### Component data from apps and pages
==============================
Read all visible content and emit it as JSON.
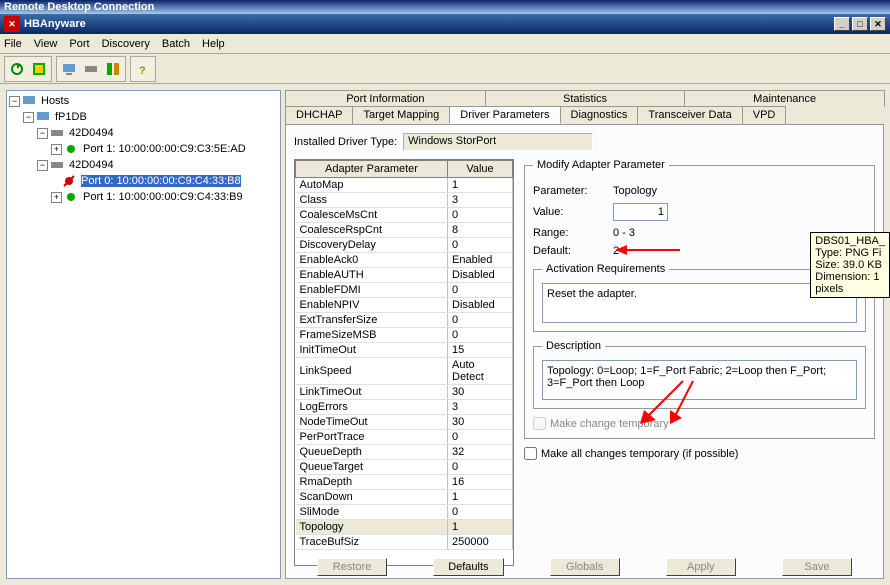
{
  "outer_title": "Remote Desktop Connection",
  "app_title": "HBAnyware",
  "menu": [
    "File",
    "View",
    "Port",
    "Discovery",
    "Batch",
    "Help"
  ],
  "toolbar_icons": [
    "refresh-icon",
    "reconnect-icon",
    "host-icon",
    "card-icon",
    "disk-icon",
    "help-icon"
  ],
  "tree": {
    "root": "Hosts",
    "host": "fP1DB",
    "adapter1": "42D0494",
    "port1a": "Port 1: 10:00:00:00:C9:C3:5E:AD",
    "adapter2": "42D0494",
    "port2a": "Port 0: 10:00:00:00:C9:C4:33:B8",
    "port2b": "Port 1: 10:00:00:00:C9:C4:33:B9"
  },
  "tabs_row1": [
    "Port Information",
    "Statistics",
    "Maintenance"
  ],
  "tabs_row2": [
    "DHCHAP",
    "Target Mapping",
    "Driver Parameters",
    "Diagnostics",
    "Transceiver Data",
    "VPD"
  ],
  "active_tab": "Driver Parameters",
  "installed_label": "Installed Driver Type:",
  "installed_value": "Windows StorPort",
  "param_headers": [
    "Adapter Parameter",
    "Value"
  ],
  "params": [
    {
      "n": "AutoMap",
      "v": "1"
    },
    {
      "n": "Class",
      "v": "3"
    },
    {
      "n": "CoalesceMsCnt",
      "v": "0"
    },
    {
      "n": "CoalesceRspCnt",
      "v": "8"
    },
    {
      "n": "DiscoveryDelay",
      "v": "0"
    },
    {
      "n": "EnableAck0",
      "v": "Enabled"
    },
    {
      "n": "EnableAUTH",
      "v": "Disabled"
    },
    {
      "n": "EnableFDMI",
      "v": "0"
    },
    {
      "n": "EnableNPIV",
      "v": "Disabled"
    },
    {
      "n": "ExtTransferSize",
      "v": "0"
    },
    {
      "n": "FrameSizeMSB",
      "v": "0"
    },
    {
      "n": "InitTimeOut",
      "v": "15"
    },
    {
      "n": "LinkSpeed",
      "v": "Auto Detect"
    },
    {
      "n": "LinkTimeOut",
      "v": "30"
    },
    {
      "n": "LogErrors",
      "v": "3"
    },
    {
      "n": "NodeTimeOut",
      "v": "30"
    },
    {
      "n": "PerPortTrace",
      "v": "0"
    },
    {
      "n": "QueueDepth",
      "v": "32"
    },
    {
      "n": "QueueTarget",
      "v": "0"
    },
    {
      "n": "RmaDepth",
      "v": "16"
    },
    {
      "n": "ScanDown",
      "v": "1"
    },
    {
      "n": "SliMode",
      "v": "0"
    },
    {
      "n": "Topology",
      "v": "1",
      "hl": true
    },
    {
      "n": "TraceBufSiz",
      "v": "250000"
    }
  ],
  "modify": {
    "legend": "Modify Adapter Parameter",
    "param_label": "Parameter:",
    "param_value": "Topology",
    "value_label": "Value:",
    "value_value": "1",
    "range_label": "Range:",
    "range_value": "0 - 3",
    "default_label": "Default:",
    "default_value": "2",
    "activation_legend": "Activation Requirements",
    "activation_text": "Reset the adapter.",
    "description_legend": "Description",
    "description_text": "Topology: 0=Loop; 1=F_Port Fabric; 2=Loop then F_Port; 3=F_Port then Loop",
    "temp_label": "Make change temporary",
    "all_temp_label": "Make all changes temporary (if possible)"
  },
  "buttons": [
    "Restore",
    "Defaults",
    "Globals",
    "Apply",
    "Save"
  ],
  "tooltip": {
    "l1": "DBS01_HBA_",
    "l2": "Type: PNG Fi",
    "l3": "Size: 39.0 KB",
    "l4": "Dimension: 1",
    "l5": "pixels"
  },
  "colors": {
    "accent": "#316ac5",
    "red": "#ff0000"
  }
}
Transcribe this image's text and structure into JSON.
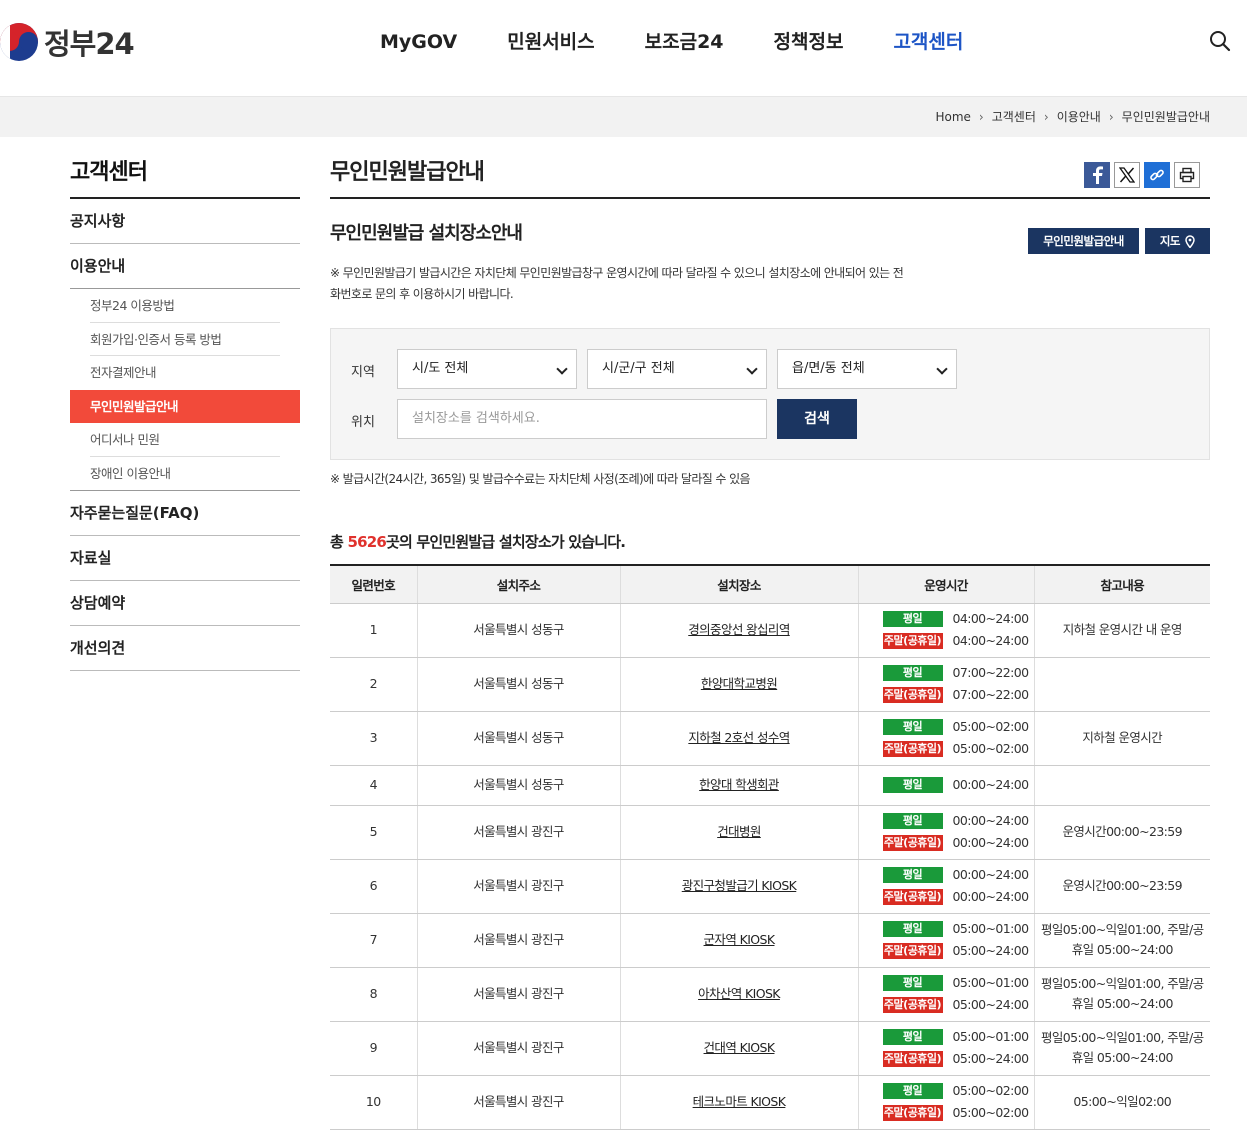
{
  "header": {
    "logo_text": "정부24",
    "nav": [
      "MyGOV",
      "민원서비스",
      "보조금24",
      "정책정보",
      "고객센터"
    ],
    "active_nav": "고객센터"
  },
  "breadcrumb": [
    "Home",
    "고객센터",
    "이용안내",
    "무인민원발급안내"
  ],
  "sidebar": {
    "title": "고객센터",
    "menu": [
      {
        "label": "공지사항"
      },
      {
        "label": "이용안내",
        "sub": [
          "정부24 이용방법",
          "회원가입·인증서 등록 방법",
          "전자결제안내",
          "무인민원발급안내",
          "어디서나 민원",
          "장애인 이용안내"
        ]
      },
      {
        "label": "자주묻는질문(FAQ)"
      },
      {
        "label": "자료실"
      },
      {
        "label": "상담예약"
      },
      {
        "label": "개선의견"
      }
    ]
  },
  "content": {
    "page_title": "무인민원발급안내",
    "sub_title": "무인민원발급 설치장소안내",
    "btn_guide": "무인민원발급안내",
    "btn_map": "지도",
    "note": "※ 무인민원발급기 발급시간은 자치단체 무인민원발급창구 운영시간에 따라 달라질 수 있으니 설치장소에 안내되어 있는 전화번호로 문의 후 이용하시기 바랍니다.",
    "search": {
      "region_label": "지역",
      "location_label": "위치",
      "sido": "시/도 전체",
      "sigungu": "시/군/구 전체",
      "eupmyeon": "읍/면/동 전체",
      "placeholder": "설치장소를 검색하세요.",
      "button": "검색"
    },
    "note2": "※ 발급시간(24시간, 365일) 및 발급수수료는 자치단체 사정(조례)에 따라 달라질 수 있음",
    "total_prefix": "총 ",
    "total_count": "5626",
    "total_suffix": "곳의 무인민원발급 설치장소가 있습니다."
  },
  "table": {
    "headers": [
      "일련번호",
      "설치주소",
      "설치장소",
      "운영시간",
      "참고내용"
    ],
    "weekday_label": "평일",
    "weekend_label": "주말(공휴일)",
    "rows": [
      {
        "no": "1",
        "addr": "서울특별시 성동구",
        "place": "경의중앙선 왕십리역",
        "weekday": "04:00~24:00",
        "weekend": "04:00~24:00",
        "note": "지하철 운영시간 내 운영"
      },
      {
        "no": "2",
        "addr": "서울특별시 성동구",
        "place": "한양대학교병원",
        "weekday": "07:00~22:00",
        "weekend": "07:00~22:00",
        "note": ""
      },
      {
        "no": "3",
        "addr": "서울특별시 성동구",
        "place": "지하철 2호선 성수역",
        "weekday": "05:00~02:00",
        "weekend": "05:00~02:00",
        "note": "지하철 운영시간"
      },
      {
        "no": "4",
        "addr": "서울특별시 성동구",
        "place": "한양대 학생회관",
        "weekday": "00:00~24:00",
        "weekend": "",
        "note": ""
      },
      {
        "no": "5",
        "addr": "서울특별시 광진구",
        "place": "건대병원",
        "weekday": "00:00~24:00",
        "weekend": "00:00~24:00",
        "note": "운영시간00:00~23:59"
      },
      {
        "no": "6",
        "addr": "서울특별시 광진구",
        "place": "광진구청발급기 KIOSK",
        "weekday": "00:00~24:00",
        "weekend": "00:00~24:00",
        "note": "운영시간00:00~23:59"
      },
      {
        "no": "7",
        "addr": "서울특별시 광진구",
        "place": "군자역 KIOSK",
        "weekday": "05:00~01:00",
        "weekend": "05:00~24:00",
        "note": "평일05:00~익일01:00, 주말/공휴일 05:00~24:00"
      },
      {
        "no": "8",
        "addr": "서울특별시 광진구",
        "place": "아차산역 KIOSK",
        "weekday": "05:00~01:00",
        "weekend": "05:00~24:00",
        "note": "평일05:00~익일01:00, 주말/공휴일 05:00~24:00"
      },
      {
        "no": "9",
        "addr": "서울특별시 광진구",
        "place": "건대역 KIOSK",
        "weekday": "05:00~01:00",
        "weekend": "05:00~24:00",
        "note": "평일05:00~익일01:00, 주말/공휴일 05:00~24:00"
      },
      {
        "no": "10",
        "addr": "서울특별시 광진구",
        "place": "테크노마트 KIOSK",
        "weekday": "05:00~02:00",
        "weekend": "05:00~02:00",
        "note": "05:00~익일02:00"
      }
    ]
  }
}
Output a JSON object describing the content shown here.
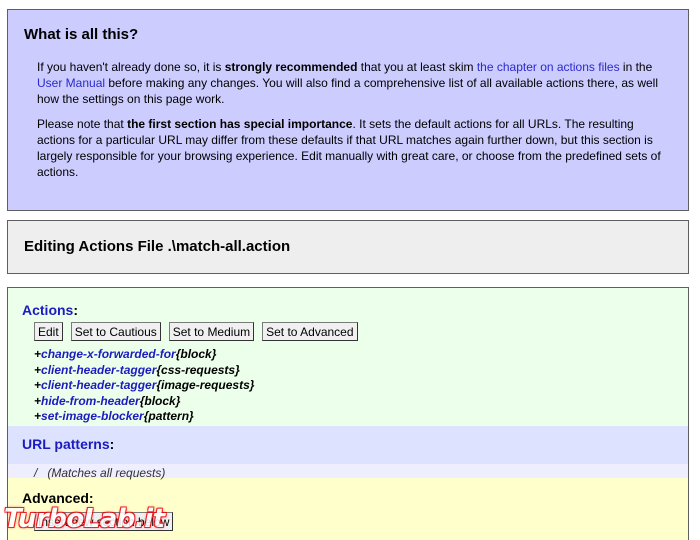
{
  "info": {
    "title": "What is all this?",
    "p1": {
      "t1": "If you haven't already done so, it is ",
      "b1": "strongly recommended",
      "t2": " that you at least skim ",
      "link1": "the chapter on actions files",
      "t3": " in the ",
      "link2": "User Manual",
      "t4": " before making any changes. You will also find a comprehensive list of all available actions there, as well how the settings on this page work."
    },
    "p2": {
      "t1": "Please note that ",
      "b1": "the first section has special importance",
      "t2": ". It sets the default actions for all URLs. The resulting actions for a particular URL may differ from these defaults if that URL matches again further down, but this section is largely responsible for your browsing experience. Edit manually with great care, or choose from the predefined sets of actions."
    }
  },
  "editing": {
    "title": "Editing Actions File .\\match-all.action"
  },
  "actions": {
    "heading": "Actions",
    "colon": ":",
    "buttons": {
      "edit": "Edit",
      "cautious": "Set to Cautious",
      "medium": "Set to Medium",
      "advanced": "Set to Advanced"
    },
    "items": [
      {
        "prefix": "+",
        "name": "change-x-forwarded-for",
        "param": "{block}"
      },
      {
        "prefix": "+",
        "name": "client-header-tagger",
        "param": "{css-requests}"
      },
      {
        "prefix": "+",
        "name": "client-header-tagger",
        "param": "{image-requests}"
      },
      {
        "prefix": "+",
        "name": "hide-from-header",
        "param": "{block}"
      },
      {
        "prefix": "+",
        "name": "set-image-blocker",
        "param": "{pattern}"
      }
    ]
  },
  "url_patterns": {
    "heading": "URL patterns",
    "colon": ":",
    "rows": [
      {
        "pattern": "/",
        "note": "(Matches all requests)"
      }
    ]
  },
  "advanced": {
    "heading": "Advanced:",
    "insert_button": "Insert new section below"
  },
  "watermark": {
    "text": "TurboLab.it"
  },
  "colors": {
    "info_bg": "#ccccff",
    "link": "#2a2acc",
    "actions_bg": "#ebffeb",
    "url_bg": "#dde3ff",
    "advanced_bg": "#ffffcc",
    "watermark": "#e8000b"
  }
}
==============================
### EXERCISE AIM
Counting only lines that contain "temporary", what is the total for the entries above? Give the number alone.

### RESPONSE
2